Effects of Observing and Imitating Gestures on Word Learning and Learning from Animations

In this talk I will present research that suggests that the effectiveness of gesture observation and imitation for learning, may depend on the learning material as well as learner characteristics. For instance, studies by De Nooijer, Van Gog, Paas, and Zwaan on the effects of observing and imitating gestures on children’s learning of new verbs, showed that the effects of gesture observation and imitation depend on verb type as well as verbal abilities of the child. Findings by Post, Van Gog, Paas, and Zwaan, suggest that simultaneously or sequentially observing and imitating gestures while learning an abstract procedure (grammar rule transformation) from instructional animations, does not help learning and may even hinder learning for children with lower language abilities.

Asli Ozyurek

Neural and Cognitive Infrastructure of Multimodal Language Processing and Learning: Implications for Multimedia Technology

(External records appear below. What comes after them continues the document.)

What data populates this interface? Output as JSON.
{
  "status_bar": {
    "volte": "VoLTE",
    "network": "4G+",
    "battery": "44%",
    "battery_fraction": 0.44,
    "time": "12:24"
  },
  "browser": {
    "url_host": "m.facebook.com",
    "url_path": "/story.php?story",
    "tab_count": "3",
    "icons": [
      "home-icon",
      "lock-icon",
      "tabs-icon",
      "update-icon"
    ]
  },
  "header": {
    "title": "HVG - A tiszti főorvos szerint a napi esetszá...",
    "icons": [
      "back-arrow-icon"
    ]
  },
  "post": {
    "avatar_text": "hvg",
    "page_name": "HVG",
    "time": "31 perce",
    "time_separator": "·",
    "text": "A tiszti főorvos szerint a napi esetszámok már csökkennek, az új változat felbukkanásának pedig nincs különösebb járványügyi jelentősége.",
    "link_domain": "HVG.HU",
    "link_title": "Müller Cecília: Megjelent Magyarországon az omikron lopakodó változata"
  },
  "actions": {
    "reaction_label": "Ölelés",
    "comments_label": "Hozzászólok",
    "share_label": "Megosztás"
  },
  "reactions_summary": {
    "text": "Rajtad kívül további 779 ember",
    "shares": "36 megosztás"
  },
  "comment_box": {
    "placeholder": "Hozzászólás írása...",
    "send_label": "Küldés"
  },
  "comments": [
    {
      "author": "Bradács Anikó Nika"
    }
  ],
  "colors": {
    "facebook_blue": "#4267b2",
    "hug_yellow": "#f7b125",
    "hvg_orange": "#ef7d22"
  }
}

Language use in face-to face context is multimodal. It requires interlocuters to produce and perceive communicative messages not only using speech but also from other visual channels such as from lips, face, eye gaze and hand gestures. Furthermore deaf communicaties rely solely on visible actions to use language and communicate. The visible and in some cases iconic (e.g., drinking gesture to mean drink) nature of such visible communicative actions (as opposed to arbitrary ones as in speech) suggest that they might involve embodied procesing. In this talk I will review research showing that production and perception of such visible and multimodal signals and their learning indeed interact with sensorimotor processes (e.g., motor, action) and yet at the same time recruit brain areas involved in abstract semantic processes .
Furthermore they are designed and perceived and in orchestration with content and timing of speech and in relation to the communicative intent of the speaker and the perceived knowledge of the addressee.
Technological advances targeting multimedia tools need to take these design features of multimodal processing into account to be effective in learning.